▶ RAW DATA
□ □ □

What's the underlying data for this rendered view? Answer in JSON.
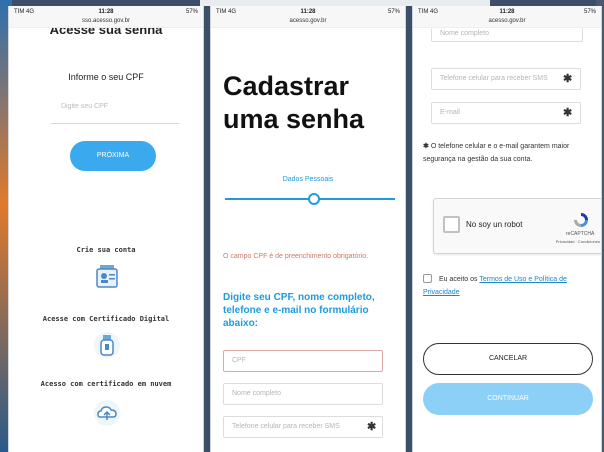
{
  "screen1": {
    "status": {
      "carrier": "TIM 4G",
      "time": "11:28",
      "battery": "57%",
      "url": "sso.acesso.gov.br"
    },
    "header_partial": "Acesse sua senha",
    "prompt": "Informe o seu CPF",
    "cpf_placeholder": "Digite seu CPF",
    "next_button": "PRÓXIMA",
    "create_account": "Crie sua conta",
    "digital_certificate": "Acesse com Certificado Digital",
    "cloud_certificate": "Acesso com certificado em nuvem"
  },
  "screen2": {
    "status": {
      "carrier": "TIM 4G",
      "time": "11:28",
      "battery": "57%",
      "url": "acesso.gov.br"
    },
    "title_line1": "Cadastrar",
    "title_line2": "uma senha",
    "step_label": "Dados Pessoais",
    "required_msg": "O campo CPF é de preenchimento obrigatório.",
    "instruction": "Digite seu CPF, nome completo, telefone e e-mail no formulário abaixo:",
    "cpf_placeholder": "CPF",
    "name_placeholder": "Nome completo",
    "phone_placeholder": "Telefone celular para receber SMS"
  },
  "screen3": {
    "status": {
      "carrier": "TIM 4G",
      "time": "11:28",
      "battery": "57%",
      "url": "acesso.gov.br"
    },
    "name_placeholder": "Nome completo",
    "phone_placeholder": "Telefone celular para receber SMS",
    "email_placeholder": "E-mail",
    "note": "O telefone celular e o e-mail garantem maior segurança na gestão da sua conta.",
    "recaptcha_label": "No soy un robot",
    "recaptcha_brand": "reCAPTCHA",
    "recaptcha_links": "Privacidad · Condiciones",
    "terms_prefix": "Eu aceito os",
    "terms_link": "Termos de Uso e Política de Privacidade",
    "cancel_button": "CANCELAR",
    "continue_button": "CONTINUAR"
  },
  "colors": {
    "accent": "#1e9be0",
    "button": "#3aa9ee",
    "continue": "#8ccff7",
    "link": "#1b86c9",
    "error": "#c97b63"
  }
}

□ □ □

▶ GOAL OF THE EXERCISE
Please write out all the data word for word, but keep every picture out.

▶ ANSWER TO THE PROBLEM
What's the underlying data for this rendered view? Answer in JSON.
{
  "screen1": {
    "status": {
      "carrier": "TIM 4G",
      "time": "11:28",
      "battery": "57%",
      "url": "sso.acesso.gov.br"
    },
    "header_partial": "Acesse sua senha",
    "prompt": "Informe o seu CPF",
    "cpf_placeholder": "Digite seu CPF",
    "next_button": "PRÓXIMA",
    "create_account": "Crie sua conta",
    "digital_certificate": "Acesse com Certificado Digital",
    "cloud_certificate": "Acesso com certificado em nuvem"
  },
  "screen2": {
    "status": {
      "carrier": "TIM 4G",
      "time": "11:28",
      "battery": "57%",
      "url": "acesso.gov.br"
    },
    "title_line1": "Cadastrar",
    "title_line2": "uma senha",
    "step_label": "Dados Pessoais",
    "required_msg": "O campo CPF é de preenchimento obrigatório.",
    "instruction": "Digite seu CPF, nome completo, telefone e e-mail no formulário abaixo:",
    "cpf_placeholder": "CPF",
    "name_placeholder": "Nome completo",
    "phone_placeholder": "Telefone celular para receber SMS"
  },
  "screen3": {
    "status": {
      "carrier": "TIM 4G",
      "time": "11:28",
      "battery": "57%",
      "url": "acesso.gov.br"
    },
    "name_placeholder": "Nome completo",
    "phone_placeholder": "Telefone celular para receber SMS",
    "email_placeholder": "E-mail",
    "note": "O telefone celular e o e-mail garantem maior segurança na gestão da sua conta.",
    "recaptcha_label": "No soy un robot",
    "recaptcha_brand": "reCAPTCHA",
    "recaptcha_links": "Privacidad · Condiciones",
    "terms_prefix": "Eu aceito os",
    "terms_link": "Termos de Uso e Política de Privacidade",
    "cancel_button": "CANCELAR",
    "continue_button": "CONTINUAR"
  },
  "colors": {
    "accent": "#1e9be0",
    "button": "#3aa9ee",
    "continue": "#8ccff7",
    "link": "#1b86c9",
    "error": "#c97b63"
  }
}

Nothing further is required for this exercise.